Rest in Peace, Robert Schneck (1948–2023)
Lower Manhattan community leader Robert Schneck passed away earlier this month, according to Monday’s edition of the Broadsheet. A poet and photographer who advocated for issues ranging from rent reform to the preservation of Rector Street’s pedestrian bridge, Schneck was also determined to bring solar electricity to underdeveloped regions in Africa as well as other ways to live energy-efficiently. He was 75.
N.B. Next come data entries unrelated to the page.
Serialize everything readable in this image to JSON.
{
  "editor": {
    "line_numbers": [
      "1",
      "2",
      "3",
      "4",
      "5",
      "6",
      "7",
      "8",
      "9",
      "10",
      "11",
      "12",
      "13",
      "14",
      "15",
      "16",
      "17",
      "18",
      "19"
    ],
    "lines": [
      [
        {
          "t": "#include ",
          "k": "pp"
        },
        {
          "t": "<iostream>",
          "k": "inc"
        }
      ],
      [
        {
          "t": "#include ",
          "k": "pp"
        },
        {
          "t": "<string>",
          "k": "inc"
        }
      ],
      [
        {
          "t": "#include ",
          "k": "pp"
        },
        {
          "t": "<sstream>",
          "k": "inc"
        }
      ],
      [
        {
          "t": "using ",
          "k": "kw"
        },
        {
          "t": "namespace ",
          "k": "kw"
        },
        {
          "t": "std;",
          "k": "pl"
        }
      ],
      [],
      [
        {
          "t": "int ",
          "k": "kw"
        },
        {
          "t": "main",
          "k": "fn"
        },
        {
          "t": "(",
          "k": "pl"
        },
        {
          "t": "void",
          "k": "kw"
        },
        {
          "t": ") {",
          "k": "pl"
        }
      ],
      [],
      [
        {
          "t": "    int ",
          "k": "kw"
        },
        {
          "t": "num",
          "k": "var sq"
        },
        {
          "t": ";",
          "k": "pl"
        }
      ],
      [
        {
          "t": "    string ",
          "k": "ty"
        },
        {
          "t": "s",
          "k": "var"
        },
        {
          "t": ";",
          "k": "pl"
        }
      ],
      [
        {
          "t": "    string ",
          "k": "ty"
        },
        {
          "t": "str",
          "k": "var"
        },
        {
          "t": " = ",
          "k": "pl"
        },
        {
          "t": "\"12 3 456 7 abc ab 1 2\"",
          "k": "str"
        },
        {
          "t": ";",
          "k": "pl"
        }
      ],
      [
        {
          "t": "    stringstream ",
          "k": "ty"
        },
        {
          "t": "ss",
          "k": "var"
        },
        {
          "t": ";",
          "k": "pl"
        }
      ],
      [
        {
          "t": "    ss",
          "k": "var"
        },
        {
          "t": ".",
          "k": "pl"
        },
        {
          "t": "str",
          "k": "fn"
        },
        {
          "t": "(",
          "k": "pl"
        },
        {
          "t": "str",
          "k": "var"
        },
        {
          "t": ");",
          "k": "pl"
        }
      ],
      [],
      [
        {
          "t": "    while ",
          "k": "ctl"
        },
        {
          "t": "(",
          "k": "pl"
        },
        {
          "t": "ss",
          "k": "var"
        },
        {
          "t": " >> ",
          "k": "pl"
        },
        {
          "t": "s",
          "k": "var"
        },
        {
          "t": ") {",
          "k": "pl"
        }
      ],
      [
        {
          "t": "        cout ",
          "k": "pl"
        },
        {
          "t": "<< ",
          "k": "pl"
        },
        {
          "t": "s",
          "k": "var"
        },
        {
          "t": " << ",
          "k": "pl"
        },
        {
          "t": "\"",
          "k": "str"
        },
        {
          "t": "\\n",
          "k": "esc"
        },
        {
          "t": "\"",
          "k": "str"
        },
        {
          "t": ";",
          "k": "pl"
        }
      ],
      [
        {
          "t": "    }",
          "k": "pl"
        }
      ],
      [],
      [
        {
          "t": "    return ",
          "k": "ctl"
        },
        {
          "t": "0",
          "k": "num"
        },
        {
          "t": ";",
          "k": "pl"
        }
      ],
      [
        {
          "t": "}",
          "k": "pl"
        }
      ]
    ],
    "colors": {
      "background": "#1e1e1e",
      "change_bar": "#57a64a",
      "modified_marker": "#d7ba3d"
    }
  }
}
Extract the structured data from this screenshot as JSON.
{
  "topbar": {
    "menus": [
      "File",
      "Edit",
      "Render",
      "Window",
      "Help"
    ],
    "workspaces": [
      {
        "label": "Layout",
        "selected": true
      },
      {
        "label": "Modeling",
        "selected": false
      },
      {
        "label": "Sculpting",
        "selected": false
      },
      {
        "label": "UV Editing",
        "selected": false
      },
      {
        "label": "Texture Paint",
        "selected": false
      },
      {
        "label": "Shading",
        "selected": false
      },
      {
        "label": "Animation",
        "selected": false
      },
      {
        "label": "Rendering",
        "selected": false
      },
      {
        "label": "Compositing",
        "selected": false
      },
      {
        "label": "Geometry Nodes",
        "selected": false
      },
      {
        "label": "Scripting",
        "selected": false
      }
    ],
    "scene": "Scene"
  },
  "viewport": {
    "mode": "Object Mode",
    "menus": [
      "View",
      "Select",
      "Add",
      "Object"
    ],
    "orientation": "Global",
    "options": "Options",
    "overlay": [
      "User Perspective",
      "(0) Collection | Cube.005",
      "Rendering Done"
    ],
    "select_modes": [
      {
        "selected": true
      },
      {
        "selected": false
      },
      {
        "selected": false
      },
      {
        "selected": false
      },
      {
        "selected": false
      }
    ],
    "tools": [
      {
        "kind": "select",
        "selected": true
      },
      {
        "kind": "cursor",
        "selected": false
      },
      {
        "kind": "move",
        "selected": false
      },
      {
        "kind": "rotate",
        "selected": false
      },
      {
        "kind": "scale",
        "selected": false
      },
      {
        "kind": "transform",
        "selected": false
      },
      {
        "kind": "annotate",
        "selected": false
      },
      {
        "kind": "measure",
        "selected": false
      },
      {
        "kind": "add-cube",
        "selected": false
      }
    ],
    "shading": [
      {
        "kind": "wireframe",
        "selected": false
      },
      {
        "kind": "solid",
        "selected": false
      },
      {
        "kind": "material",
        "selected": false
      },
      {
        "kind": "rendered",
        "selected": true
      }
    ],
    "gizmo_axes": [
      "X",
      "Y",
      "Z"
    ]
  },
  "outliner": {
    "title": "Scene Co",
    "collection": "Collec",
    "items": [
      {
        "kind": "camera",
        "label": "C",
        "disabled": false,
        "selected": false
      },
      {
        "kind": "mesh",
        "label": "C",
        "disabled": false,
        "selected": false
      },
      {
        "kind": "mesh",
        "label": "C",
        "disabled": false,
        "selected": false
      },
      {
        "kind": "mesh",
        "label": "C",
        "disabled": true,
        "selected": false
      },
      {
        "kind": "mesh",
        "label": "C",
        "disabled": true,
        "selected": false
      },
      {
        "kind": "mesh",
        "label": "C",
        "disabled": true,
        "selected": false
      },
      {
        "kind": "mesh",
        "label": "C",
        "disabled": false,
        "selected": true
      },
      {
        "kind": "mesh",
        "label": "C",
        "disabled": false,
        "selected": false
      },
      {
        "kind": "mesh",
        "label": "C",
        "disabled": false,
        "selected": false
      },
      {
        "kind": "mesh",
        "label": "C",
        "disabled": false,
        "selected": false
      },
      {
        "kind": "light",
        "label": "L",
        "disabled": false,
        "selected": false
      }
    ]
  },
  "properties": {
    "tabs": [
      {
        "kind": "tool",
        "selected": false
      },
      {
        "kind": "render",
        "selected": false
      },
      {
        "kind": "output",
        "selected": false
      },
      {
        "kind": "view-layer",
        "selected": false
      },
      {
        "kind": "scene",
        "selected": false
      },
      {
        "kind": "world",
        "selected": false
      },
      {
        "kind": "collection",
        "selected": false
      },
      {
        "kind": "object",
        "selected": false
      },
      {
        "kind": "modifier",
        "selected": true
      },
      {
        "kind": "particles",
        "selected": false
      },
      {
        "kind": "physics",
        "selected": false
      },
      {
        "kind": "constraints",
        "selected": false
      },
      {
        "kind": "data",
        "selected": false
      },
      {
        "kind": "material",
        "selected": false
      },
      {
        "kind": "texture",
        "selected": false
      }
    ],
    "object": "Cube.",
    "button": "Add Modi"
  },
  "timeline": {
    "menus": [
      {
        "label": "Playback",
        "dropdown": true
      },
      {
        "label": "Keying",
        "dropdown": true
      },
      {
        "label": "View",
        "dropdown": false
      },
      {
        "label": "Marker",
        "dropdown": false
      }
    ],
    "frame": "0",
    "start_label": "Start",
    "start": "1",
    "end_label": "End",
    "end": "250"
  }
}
A member of Community Board 1 since 2011, Schneck began his background in grassroots advocacy decades ago — working at the Teacher Corps in Washington, D.C., in addition to building schools overseas with the Peace Corps. He had eventually turned his focus to developing eco-friendly homes with his “passive house” innovation, a residential unit that “uses 90 percent less energy than a traditional home,” according to the Broadsheet, and “generates itself what little power it uses, and was constructed for less than the cost of similarly sized ordinary homes.”
More from the Broadsheet:
He leveraged this into advocacy for adopting the passive house standard for new construction in New York, which was eventually incorporated into designs for the Bloomberg Center, the Cornell University outpost on Roosevelt Island.
“Bob Schneck was a man on a mission,” friend Robin Forst told Broadsheet. “Whether he was fighting to preserve the Rector Street Bridge or bringing the passive house standard to New York, he was a tireless advocate. He, along with his partner, Cora, was a regular at all things community . . . We applaud his energy and dedication to making Battery Park City the wonderful place it is.”
You can read more about Schneck and his life at the Broadsheet.
photo: Broadsheet DailyTags: robert schneck